(Dataset entries)
= = = = =
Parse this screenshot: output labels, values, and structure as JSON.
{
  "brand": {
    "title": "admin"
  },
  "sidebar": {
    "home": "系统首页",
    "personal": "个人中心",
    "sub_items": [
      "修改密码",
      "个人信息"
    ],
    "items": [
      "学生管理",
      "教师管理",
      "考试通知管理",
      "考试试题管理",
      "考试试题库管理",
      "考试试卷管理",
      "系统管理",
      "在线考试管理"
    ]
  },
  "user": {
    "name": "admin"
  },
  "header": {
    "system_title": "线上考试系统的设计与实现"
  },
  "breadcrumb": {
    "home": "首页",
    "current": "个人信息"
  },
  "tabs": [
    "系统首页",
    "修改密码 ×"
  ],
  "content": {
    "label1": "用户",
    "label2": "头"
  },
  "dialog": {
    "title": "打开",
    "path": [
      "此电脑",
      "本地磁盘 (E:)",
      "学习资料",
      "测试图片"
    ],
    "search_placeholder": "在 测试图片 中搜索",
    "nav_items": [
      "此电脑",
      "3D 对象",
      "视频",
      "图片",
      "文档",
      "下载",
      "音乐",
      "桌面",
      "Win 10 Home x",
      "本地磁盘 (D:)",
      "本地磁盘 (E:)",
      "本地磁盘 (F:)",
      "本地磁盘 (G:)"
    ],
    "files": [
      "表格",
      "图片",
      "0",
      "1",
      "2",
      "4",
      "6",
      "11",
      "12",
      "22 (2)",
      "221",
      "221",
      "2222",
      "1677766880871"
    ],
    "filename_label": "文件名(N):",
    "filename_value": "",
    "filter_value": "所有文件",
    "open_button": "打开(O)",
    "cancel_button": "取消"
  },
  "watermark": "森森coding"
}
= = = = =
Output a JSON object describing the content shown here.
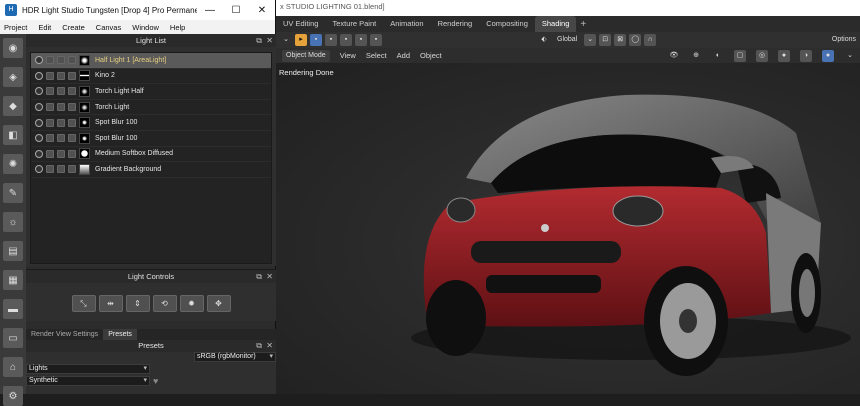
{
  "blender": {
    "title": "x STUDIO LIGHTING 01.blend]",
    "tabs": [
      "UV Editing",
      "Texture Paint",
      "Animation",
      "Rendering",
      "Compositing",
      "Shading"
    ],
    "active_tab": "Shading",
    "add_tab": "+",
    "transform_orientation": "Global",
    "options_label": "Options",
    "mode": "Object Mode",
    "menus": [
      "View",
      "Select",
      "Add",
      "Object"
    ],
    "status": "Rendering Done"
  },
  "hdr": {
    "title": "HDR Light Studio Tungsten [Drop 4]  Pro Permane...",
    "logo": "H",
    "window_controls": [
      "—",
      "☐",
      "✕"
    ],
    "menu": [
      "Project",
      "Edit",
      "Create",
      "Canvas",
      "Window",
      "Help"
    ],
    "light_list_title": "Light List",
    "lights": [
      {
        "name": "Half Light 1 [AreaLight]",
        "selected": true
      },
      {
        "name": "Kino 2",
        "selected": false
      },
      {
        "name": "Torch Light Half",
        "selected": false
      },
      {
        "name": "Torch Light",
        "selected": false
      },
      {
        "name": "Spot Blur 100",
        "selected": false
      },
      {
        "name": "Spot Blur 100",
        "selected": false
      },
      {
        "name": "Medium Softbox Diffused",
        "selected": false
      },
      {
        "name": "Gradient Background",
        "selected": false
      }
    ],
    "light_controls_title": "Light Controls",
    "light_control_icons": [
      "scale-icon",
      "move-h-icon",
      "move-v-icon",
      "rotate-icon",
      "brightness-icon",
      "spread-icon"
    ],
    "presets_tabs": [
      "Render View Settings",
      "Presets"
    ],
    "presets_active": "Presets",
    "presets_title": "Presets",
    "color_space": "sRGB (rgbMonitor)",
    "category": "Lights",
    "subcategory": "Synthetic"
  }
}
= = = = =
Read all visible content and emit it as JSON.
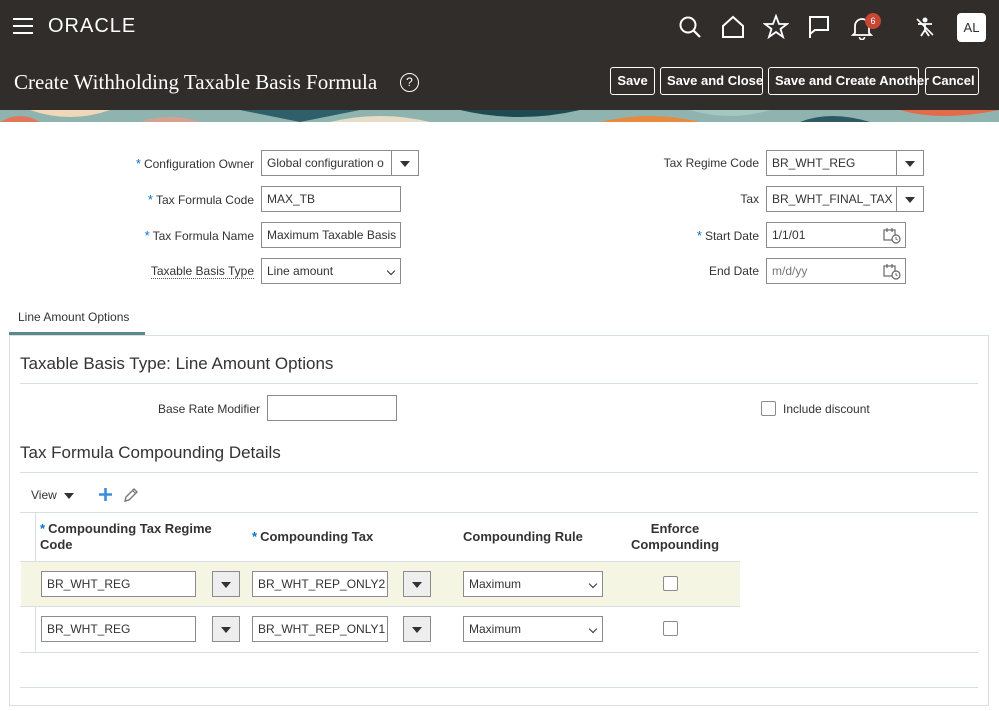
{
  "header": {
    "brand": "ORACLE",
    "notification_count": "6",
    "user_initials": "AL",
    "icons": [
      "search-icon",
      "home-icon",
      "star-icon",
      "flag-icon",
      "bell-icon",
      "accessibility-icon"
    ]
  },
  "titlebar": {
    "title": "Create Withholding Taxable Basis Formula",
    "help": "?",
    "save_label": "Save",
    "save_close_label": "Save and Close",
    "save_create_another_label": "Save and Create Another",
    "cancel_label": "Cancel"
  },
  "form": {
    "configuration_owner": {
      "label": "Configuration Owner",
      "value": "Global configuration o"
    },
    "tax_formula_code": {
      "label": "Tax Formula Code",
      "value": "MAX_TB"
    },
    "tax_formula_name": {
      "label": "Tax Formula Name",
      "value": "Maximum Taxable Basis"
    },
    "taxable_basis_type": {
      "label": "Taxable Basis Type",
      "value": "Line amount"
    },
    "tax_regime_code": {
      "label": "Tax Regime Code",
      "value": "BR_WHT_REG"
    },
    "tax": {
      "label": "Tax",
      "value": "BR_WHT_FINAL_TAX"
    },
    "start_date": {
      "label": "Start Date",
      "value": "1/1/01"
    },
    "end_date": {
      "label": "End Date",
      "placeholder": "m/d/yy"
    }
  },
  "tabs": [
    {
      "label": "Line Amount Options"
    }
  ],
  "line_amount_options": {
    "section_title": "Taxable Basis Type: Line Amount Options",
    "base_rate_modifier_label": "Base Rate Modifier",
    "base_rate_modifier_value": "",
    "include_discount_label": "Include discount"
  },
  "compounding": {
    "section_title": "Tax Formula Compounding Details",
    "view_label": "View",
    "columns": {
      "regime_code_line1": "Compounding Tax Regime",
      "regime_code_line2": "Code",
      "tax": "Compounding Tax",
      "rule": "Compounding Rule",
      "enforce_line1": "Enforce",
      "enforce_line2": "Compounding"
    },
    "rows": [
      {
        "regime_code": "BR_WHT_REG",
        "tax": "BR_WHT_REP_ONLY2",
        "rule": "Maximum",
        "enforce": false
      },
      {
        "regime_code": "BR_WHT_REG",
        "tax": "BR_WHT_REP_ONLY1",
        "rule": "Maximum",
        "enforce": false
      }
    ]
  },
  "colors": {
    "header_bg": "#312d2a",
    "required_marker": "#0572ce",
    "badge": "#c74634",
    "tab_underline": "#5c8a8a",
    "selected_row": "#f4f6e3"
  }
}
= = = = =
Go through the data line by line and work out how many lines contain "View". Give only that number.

3